In Maday's Handstitching Workshop, students will create portable, "two-layered" collaged panels using raw edge appliqué techniques and big stitches with a variety of threads. During the workshop, Maday will also discuss different finishing techniques and practical applications to include in every day items.
In her Punch Needle Workshop, students will learn to draft a floral design to embroider using punch needle, create different stitches and embellishing techniques as well as discuss how different size needles produce different results!
Read our Q&A with Maday to learn more about what inspires her as a maker and what she hope you'll learn from her workshops!
How would you describe your crafting journey?
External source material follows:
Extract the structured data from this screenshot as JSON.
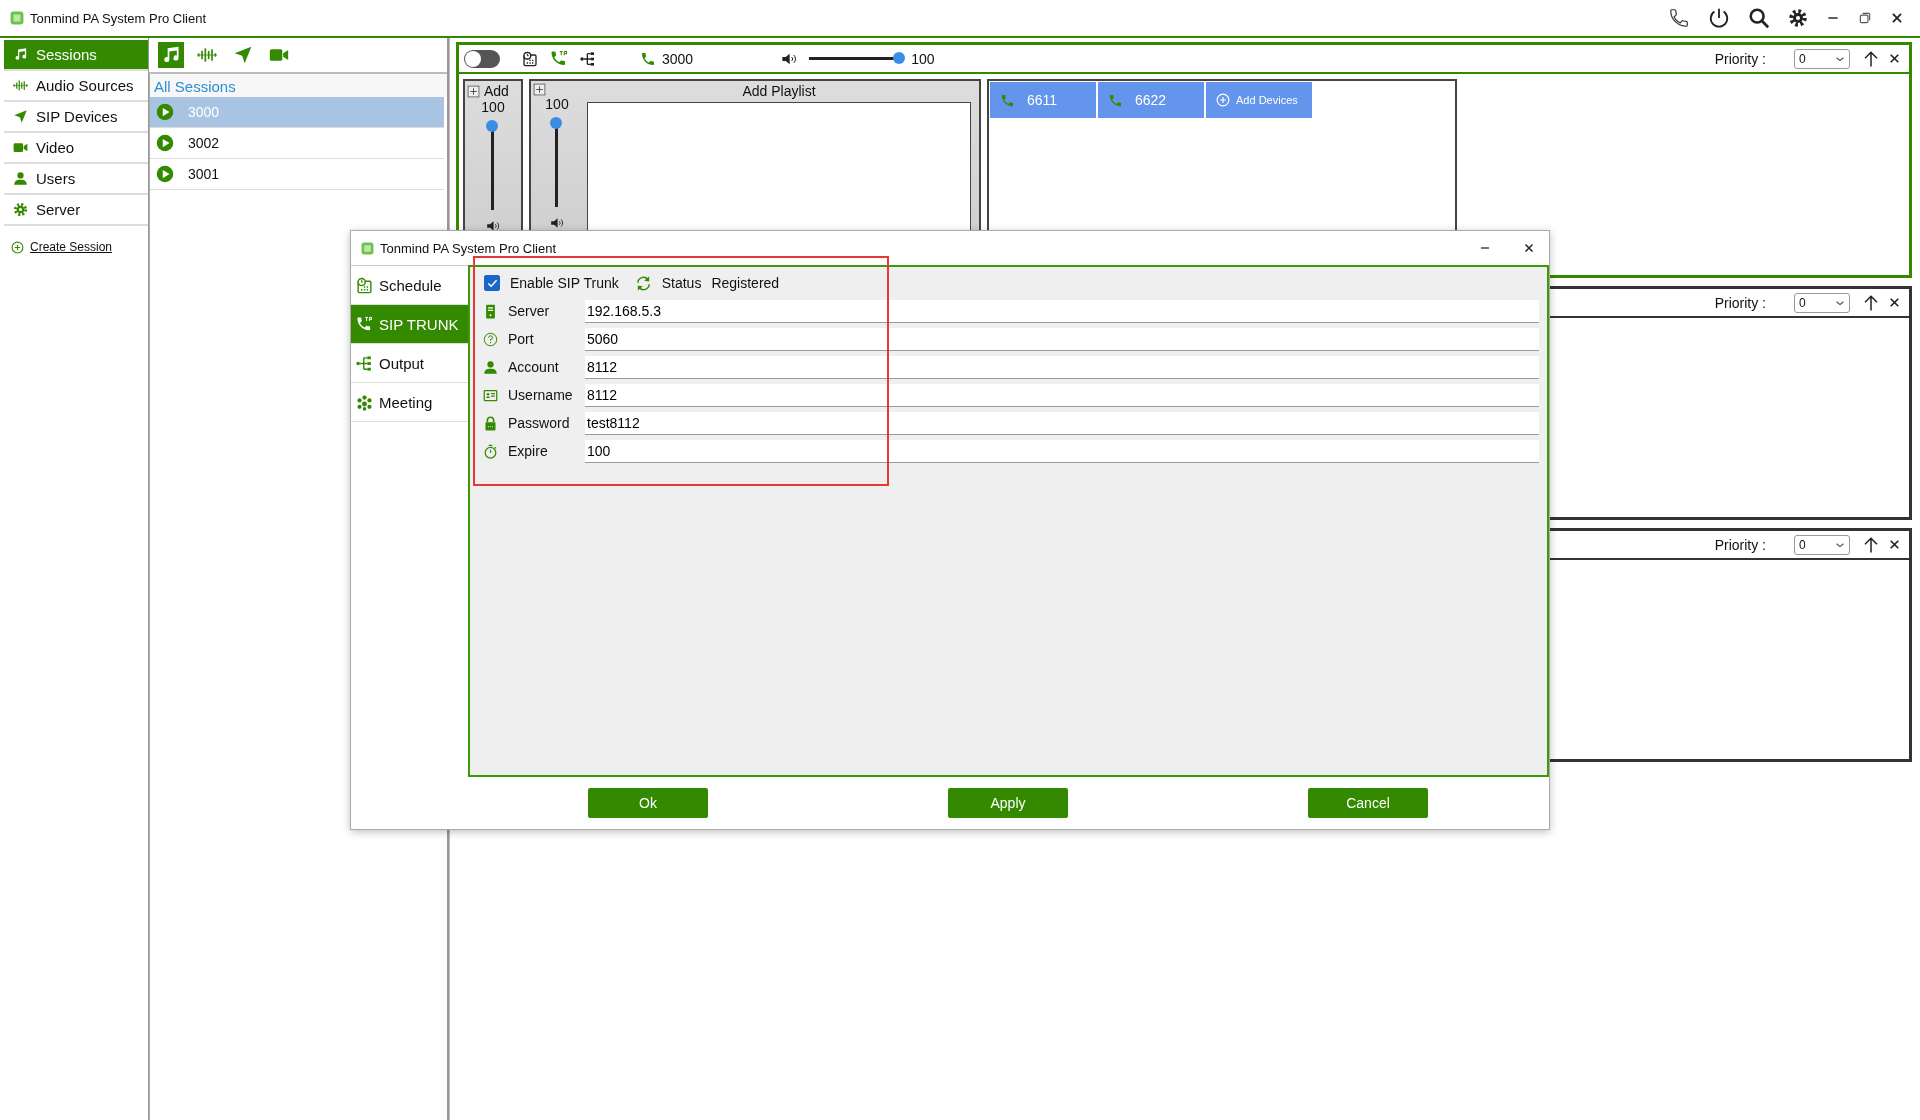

My creative journey began quite frankly out of necessity to do something for myself and get acclimated to small-town living after I moved there from New York City. I have always loved art in some way, and I discovered sewing by going for a walk with my young daughter. I stumbled into a sewing shop. I decided to buy a sewing machine that day, along with an Accuquilt fabric cutting system. I also had a job that was quite clinical in my mind, and I needed an outlet. I taught my first class a year after I bought my first sewing machine at the same shop. What inspires you and your work as a maker?
I am inspired by nature, my Cuban heritage and interacting with people. Sustainability is very important to me, and I think that when we start caring for nature, becoming more sustainable, also becomes a part of us.How would you describe your design process and aesthetic?
I am very much an improvisational maker with a focus on re-using materials that are often discarded and creating magic out of them. I love not knowing what the end product is going to look like exactly. Being scrappy is part of my Cuban upbringing and I want to make sure that I honor my roots in the process. Anything small that I can make a hole again interests me. I value surprises over consistency. My work is usually saturated with color because it brings so much energy to what I love to create.What do you want people to know about punch needling and handstitching?
To me and hand-stitching and punch needle are so satisfying. The effort is methodical and slow, and I think it’s so important because we can hear ourselves breathe, and we can have wonderful conversations while we work. The same cannot be said when we work with electric machinery. These workshops are about connections, connections to our art, connecting our mind and our hands, and just bringing joy into the art of making! What project of yours are you most proud of?
The work that I create while stitching by hand, is what I’m most proud of. It is just me, my materials and my hands. I dictate the pays based on what my hands can do. And I learn a lot during the process. I like to say that a lot of life happens in the process!What inspired you to start teaching?
How do you approach teaching skills to others? What do you hope participants get out of your classes?
I love teaching! I feel that I set my students up for success. I share some of the things that work and the best practices that I have learned. I also always tell my students that there is no one way to do something and that you have to find the best way that works for you. Sometimes that looks like learning a method, followed by hours of experimentation to find what works for you. I try to inspire my students by sharing some ways in which we can be gracious to ourselves and patient. The first time you try something is not going to look like the work you produce after 10 tries. Allowing ourselves grace to create, honors the twists and unexpected turns that a project produces as you dedicate time to it. It is OK to try a technique and decide if you like it. We don’t have to become experts! We can enjoy art for the sake of art making and continue our learning journey. What is your go-to playlist or podcast to listen to while you work?
I work in silence. I have tried to listen to audiobooks, but I can’t focus. Working in silence grounds me. You can see more of Maday amazing work and follow her art making journey by visiting her website or follow her on Instagram! Sign up for her Punch Needle Workshop HERE and sign up for her Handstitching Workshop HERE.